Finally, most of the photos in my archive are available for editorial use or self fulfillment as prints. If you see something you'd like to use or just hang on the wall, click on the "Add to Cart" button and follow the onscreen prompts. 

Friday, August 2, 2013

Waiting for the King

People wave pictures of Bhumibol Adulyadej, the King of Thailand, and the flags of the Thai monarchy  at Siriraj Hospital Thursday. 

Thailand's King and Queen left Siriraj Hospital, where they've lived for years, Thursday to go to Hua Hin, where the Monarchy has long had a summer palace. Thais absolutely revere the King. In a country as polarized and split among Red Shirt/Yellow Shirt political fault lines as the United States is split along Republican/Democratic fault lines, the monarchy is seen as a (really the) unifying force in the country. Poor Thais in the countryside, Red Shirts who support deposed Prime Minister Thaksin Shinawatra, and rich Thais in Bangkok, supporters of the Thai Democrats, all agree on the importance of the monarchy. 

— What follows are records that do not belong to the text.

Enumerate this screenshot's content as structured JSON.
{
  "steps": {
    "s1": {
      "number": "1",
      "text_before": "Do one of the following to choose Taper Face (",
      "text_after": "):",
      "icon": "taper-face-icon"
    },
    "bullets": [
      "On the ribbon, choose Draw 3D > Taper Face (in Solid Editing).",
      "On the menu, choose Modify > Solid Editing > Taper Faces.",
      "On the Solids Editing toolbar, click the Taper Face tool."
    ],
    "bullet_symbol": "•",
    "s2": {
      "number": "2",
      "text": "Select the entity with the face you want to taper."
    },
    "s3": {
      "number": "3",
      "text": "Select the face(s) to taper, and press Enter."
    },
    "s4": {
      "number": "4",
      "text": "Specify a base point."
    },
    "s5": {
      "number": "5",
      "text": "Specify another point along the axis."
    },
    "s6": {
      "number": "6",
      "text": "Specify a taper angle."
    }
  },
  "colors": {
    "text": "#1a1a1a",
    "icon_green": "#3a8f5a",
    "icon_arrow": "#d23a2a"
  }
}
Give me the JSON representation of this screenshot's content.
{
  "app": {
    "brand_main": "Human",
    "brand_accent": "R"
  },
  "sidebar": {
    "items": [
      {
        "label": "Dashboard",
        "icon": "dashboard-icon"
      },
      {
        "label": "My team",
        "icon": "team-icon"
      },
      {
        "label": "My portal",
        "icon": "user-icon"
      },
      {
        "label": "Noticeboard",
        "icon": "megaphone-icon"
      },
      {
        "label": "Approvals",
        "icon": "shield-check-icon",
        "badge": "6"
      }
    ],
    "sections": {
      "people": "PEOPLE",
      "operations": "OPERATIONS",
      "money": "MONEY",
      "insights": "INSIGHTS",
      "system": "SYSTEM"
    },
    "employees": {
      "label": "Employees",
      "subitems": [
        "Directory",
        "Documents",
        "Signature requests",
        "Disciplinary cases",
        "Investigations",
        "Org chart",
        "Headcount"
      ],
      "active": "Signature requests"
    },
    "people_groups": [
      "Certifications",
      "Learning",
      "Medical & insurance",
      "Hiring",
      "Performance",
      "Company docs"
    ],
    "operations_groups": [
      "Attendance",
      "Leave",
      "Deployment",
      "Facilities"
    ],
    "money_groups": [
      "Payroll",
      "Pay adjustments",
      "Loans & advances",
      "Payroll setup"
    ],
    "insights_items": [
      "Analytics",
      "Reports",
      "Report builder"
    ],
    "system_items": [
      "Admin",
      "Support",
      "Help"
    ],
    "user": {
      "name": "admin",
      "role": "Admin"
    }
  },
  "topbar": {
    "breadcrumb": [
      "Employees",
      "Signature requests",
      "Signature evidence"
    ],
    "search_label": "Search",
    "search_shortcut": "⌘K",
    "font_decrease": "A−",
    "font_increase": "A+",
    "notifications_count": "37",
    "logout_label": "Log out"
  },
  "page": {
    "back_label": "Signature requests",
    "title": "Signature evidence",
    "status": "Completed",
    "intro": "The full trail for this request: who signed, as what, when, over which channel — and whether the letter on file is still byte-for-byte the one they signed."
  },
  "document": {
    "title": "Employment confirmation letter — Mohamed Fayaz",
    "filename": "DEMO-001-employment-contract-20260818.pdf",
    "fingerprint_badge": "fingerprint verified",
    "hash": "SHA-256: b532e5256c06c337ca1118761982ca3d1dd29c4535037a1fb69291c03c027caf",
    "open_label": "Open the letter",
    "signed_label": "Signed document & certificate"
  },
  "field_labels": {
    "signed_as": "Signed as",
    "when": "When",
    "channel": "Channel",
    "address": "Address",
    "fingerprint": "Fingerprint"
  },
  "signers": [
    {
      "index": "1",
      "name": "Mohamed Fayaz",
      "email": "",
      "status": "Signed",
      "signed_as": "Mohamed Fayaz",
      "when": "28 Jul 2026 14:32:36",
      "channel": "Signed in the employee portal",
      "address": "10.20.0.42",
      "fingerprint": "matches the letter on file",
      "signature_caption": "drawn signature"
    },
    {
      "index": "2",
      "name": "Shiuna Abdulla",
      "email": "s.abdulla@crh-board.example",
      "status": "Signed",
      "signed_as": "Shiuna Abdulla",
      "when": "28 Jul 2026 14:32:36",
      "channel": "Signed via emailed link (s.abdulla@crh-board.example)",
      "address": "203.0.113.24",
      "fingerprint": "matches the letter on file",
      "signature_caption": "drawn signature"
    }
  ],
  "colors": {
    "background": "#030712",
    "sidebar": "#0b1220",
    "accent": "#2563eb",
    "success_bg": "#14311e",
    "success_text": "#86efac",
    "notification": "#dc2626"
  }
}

The King is his mid-80s and his health is not good, so anytime he appears in public crowds throng the venue, clamoring for a chance to see their King. 

Thursday at the hospital was no different. The King and Queen were scheduled to leave the hospital about 4.00PM. I got there about noon and people were already staking out spots on the street and sitting on the sidewalk. They had four hours to wait, in the broiling sun. Vendors were working the crowd selling snacks and drinks, Thai and monarchal flags and plastic sheets to sit on. Every once in a while, someone would start chanting "Long live the King" (in Thai) and the rest of the crowd would pick it up. 

By 2PM, the sidewalks were crowded but there were still a few spots left and by 3.15PM it was so crowded you couldn't move through the crowd without stepping on someone. I've covered royal appearances a couple of times and the public's devotion to the King no longer surprises me but it still amazes me. There's nothing like this in US culture. 
A man holds up a picture of the King just before his Majesty left the hospital. 

I didn't photograph the King or Queen as they left the hospital. There are strict protocols for photographing the Monarchy and I don't have the proper credentials. I knew that I wouldn't be able to photograph them, I went to the hospital to photograph the crowd. For me, the public's reaction to their Monarch says it all. 

There are more photos of the crowd in my archive or available from ZUMA Press.
Finally, most of the photos in my archive are available for editorial use or self fulfillment as prints. If you see something you'd like to use or just hang on the wall, click on the "Add to Cart" button and follow the onscreen prompts.